Southern Alberta Newspapers
The value of irrigated farmland south of Calgary soared by nearly 30 per cent in 2022 – three times the average change in crop land value across the province – according to new analysis from Farm Credit Canada.
Irrigated parcels in southwest and central Saskatchewan were also in high demand, rising 26 per cent in value, as were dryland acres despite drought and decreased yield in 2022.
Pasture land in both regions near Medicine Hat was essentially flat, although already among the most valuable in each province.
Across Alberta, crop land sales averaged 10 per cent higher, though the report’s authors caution that volume of sales and limited data set make it difficult to establish trends.
“The increase also reflected the market value catching up to the costs of irrigation,” reads the report, released earlier this month. “After several years of dry conditions, producers appeared to place more value in irrigated land.”
Generally in the southern Alberta district, the price per acre rose by just 4.4 per cent last year.
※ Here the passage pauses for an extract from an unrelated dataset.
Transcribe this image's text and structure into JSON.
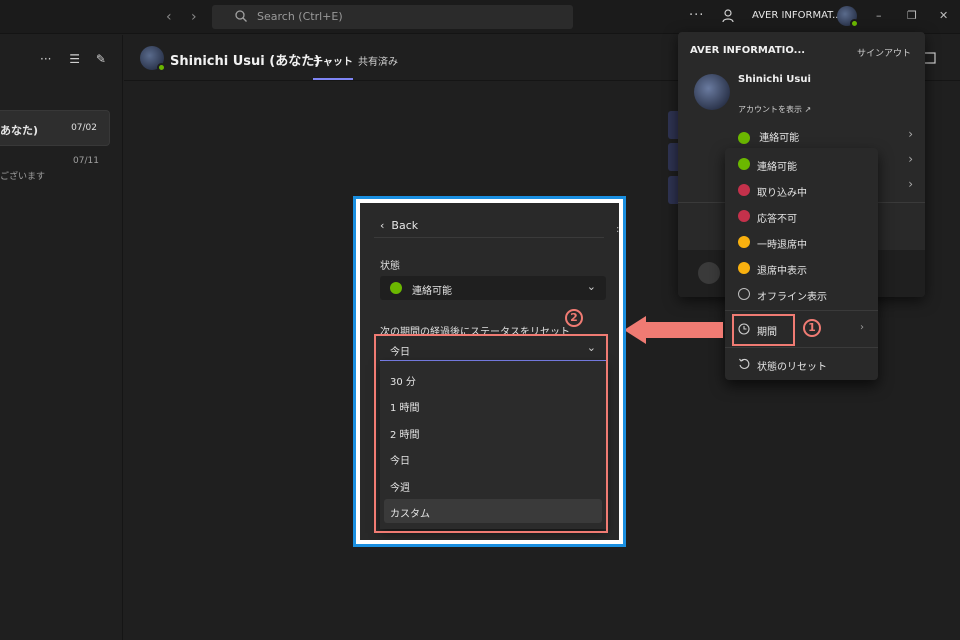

That is the smallest increase in the province after it showed the largest increase in 2021 at 6.2 per cent.
The recent average came in at $4,600 per acre with most transactions falling between $2,200 and $9,000.
Irrigated parcels however, ranged mostly between $8,100 and $20,200 per acre.
“This considerable increase was attributed to larger contracts for specialty growers, mainly potatoes, and to land coming for sale near major growers and storage sites,” the report states.
Pasture land in the south of Alberta rose just 1.6 per cent last year, but already ranks as the priciest in the province as an average per acre of $3,500.
Pasture in southwest Saskatchewan averaged $800 in 2022 – no increase from the previous period – whereas the provincial average was up 2.8 per cent.
General crop land in southwest Saskatchewan was priced at $2,200 per acre on average in 2022, up 11 per cent, with a range of $1,300 to $3,400.
Irrigated land in the area, as well as east central region, rose 26. per cent to an average of $6,300.
The increase across Saskatchewan was 14.2 per cent.
Nationally, a 12.8 per cent increase in farmland value was the largest annual jump since 2014 due largely to increases in Ontario.
It saw a 19 per cent rise and new ranges established between $4,000 per acre in northern areas to above $25,000 in $28,900 near major centres in southern Ontario.